JACKSONVILLE, Fla. – Dec. 7, 1941 — one of the most significant days in U.S. and world history — lives in infamy.
The attack on Pearl Harbor was exactly 81 years ago Wednesday. At Naval Station Mayport, a new generation of sailors paused in remembrance, honoring lost comrades of the “Greatest Generation.”
Naval Station Mayport Commanding Officer Captain Brian Binder shared the importance of remembering such a somber day.
“This uniform bonds us, regardless of where we come from or how we grew up,” Binder said.
In December 1941, Japanese forces mounted a surprise aerial attack on Pearl Harbor, the U.S. Navy base in Honolulu, Hawaii. More than 2,400 Americans were killed and there was unspeakable damage to ships and planes on the base.
That day America was under attack is often compared by younger generations to the terror attacks of Sept. 11, 2001.
“We talk about Dec. 7, we also talk about 9-11. These sailors were not born then, they didn’t experience 9-11, much like I didn’t experience Dec. 7,” Binder said. “But I’ll tell you what I see in this generation. I see drive, I see inspiration and I see a whole generation from all 50 states wearing the same uniform, with the same willingness to sacrifice for our country, which is awesome to see on a daily basis.”
Most of the people on that island, were waking up to breakfast that morning. Nobody imagined what was about to happen.
At Mayport, the message of sacrifice was first to remember what it means to serve.
“I think a big part of this day is to understand the importance of service to your community and service to your nation,” Binder said. “It doesn’t have to be in a uniform, but service matters.”

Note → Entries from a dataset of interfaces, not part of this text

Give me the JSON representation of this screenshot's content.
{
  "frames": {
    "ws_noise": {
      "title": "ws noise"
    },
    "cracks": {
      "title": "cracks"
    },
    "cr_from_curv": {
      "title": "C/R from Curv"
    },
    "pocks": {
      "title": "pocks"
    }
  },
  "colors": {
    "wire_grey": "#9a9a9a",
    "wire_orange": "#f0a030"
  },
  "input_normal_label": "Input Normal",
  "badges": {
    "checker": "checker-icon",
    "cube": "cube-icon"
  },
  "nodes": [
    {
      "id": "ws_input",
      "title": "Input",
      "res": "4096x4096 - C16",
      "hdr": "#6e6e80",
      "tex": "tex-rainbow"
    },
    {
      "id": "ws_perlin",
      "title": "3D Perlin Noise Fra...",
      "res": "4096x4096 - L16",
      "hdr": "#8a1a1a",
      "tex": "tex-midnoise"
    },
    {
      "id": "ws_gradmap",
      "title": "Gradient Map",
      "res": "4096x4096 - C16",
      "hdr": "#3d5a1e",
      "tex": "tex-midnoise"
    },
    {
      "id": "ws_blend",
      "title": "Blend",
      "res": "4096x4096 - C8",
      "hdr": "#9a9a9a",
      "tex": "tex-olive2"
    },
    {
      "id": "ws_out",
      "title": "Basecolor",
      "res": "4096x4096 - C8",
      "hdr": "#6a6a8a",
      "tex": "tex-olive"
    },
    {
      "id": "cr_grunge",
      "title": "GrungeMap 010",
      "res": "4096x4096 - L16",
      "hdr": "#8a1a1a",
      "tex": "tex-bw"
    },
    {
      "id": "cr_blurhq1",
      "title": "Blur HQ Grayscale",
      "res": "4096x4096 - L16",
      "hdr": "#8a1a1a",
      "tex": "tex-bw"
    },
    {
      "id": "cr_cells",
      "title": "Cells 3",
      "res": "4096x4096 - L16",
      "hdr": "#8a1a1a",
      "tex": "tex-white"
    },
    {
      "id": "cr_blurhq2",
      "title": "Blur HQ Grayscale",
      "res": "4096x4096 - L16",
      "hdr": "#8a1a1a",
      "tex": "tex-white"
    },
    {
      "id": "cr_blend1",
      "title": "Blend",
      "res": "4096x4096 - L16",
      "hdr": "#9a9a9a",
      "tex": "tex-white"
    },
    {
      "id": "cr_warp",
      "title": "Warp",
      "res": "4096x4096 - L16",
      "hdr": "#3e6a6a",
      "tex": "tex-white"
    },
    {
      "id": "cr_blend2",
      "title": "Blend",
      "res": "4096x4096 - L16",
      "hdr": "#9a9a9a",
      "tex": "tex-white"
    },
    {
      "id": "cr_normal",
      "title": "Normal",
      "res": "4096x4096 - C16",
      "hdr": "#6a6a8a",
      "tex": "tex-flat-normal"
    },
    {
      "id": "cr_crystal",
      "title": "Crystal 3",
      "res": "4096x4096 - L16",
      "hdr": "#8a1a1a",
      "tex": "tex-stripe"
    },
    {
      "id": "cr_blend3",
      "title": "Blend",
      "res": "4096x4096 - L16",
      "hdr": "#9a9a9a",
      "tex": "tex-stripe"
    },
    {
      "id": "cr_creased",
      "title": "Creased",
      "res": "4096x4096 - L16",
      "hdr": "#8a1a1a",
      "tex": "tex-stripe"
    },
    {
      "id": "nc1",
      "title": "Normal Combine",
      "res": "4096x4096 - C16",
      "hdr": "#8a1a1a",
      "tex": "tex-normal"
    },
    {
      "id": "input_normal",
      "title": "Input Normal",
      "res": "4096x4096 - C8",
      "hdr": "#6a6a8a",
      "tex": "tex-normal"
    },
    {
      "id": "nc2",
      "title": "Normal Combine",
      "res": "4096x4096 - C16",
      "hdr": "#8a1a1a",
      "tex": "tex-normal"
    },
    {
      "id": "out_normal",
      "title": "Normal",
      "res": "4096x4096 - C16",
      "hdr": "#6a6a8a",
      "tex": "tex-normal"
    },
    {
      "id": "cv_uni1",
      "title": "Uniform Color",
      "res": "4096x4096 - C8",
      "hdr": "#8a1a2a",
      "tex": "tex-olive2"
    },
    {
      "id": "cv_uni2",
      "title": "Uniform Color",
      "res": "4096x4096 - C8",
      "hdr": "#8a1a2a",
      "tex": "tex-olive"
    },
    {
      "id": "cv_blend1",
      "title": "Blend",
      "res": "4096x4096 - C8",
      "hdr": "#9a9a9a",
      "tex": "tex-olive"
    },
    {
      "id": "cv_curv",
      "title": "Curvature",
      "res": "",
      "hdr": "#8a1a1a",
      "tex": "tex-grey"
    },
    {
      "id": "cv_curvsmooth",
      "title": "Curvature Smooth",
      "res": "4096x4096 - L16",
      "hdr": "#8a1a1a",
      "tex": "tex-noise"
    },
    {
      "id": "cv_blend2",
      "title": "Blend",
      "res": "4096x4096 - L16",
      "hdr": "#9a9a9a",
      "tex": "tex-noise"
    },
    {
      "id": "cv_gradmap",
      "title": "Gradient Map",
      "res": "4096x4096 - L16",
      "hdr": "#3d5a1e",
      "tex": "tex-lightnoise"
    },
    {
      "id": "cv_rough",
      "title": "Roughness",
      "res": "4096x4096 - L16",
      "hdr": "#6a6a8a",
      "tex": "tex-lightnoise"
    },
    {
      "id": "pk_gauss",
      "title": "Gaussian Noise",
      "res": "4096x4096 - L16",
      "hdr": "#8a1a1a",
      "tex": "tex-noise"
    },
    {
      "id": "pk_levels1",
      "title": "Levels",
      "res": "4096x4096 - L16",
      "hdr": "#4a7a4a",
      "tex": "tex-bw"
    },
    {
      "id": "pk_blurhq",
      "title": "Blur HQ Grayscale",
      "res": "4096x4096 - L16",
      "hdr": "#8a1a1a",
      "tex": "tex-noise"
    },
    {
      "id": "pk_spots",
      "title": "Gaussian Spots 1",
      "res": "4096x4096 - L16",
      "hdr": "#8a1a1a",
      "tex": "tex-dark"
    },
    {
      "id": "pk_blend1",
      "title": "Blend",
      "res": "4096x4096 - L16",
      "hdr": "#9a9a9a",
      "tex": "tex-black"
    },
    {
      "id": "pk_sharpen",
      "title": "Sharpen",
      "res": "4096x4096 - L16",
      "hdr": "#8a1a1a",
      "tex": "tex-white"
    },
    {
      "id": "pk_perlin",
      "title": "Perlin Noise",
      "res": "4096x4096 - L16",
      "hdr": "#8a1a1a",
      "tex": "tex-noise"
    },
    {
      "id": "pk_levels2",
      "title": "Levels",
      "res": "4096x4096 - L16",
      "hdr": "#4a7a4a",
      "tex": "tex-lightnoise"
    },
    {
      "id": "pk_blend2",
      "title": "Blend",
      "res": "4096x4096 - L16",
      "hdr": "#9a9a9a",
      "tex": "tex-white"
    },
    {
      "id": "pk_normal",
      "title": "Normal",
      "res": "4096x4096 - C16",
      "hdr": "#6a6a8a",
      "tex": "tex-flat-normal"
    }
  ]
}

Flags were flown at half-staff across the country Wednesday to pay respects to our fallen heroes of Pearl Harbor.